**TASK STATEMENT**
In the data below, how many lines contain the string "ffffff"? Give only the number.

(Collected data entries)
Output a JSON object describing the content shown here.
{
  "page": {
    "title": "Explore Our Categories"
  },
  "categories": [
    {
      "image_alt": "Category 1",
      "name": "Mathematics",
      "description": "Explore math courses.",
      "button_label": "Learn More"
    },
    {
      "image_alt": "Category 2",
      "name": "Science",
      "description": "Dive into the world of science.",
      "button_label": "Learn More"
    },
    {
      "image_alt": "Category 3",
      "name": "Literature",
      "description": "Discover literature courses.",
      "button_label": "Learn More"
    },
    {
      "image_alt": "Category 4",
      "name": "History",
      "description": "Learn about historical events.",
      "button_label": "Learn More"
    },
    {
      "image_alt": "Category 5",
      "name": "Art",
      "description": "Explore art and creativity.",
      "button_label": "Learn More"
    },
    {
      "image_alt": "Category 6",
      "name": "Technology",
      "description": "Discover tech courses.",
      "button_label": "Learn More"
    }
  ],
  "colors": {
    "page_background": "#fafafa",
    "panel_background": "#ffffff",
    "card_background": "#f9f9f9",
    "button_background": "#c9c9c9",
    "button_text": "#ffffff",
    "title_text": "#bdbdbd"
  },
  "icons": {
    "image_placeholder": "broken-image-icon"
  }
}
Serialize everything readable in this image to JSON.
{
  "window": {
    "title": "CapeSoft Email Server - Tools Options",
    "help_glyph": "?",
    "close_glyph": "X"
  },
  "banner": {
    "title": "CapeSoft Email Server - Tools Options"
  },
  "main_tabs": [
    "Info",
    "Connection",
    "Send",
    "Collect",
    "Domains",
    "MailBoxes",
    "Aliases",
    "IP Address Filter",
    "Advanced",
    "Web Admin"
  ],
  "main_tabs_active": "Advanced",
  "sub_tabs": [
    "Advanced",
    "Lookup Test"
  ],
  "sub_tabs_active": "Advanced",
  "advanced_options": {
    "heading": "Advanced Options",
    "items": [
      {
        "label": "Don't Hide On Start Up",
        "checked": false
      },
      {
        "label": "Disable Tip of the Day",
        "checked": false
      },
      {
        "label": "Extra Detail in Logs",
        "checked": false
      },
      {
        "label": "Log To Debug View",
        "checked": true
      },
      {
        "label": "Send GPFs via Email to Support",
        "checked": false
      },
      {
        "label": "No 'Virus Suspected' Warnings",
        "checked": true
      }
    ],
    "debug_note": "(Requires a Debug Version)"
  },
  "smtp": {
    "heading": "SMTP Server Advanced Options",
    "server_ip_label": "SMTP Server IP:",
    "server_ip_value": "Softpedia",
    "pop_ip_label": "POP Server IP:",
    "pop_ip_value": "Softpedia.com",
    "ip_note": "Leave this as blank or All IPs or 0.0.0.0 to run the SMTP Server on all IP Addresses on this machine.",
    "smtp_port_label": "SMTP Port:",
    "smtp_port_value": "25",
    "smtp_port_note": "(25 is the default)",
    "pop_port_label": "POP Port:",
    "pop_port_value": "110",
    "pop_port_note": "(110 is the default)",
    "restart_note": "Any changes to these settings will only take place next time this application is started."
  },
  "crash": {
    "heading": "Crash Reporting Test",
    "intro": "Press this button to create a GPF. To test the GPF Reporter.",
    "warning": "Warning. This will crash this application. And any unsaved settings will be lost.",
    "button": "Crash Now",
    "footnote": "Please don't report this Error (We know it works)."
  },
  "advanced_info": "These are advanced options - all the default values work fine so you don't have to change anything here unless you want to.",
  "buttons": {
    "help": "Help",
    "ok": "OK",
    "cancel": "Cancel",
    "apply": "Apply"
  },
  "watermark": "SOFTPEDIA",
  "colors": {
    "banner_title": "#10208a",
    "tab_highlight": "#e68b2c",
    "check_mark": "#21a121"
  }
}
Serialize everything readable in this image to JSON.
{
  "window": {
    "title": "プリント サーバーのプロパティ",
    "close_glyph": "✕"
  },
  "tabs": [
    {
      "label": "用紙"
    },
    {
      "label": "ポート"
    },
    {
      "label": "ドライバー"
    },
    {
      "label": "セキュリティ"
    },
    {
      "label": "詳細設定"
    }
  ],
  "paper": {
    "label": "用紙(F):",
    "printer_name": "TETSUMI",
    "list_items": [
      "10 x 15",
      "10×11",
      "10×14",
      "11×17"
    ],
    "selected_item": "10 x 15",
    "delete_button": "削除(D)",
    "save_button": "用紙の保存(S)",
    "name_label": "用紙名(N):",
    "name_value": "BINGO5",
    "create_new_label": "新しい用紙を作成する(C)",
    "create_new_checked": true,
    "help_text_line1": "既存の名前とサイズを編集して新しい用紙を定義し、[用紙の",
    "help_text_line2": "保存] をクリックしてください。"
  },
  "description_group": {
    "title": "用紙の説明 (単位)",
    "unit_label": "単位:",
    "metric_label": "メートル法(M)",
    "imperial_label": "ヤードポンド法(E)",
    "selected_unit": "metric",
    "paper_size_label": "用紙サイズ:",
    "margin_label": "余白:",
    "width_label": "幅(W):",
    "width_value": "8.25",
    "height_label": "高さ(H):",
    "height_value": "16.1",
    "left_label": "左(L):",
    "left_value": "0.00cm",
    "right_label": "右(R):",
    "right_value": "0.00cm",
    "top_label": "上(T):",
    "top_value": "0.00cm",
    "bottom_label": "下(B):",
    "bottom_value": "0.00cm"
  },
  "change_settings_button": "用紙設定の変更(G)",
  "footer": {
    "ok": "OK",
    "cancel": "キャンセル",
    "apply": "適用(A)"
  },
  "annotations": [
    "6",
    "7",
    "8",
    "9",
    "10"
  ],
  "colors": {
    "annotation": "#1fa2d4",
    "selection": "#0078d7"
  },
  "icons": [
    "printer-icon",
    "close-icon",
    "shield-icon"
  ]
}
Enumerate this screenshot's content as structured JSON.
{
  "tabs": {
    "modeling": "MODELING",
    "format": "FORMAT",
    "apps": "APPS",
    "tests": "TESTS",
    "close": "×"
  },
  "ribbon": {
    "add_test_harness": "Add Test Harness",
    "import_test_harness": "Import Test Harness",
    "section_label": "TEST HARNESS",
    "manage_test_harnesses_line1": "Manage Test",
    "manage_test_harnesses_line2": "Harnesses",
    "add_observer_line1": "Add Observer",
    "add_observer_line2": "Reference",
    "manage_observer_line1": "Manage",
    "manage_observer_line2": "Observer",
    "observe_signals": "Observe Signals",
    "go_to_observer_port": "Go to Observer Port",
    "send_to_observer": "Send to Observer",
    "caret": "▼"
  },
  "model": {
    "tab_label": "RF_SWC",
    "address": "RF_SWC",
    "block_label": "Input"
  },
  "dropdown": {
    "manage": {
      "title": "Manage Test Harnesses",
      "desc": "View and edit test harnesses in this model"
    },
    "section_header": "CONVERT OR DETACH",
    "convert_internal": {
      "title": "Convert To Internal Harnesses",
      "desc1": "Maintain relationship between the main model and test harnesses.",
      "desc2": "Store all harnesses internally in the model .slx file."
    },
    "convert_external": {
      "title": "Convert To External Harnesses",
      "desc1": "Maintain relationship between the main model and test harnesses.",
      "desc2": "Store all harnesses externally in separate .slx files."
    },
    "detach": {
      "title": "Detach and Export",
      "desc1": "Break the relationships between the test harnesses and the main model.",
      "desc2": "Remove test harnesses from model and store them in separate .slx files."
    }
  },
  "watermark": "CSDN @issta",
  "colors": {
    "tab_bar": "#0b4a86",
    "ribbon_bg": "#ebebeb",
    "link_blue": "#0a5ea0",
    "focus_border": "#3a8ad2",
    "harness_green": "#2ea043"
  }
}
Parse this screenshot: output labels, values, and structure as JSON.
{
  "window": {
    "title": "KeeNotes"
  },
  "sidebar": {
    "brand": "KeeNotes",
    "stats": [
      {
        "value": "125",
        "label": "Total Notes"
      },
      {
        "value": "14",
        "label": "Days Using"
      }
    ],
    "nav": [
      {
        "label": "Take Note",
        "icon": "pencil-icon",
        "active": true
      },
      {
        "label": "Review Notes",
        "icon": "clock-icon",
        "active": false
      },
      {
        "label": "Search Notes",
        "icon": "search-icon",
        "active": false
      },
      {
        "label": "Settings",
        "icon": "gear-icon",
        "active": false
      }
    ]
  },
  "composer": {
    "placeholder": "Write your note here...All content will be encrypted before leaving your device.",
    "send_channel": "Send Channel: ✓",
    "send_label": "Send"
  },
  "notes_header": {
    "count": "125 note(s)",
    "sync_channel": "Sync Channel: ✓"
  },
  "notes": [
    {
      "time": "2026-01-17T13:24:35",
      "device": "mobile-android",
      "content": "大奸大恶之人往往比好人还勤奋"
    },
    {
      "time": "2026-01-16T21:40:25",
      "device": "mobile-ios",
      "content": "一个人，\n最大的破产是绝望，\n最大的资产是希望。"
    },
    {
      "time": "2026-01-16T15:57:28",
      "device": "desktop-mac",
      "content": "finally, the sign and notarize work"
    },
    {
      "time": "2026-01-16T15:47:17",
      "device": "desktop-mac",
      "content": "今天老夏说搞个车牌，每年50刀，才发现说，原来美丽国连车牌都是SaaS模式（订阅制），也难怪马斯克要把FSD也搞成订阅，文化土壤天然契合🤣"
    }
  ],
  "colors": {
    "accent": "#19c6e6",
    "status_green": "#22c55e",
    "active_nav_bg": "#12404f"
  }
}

**SOLUTION TO THIS PROBLEM**
2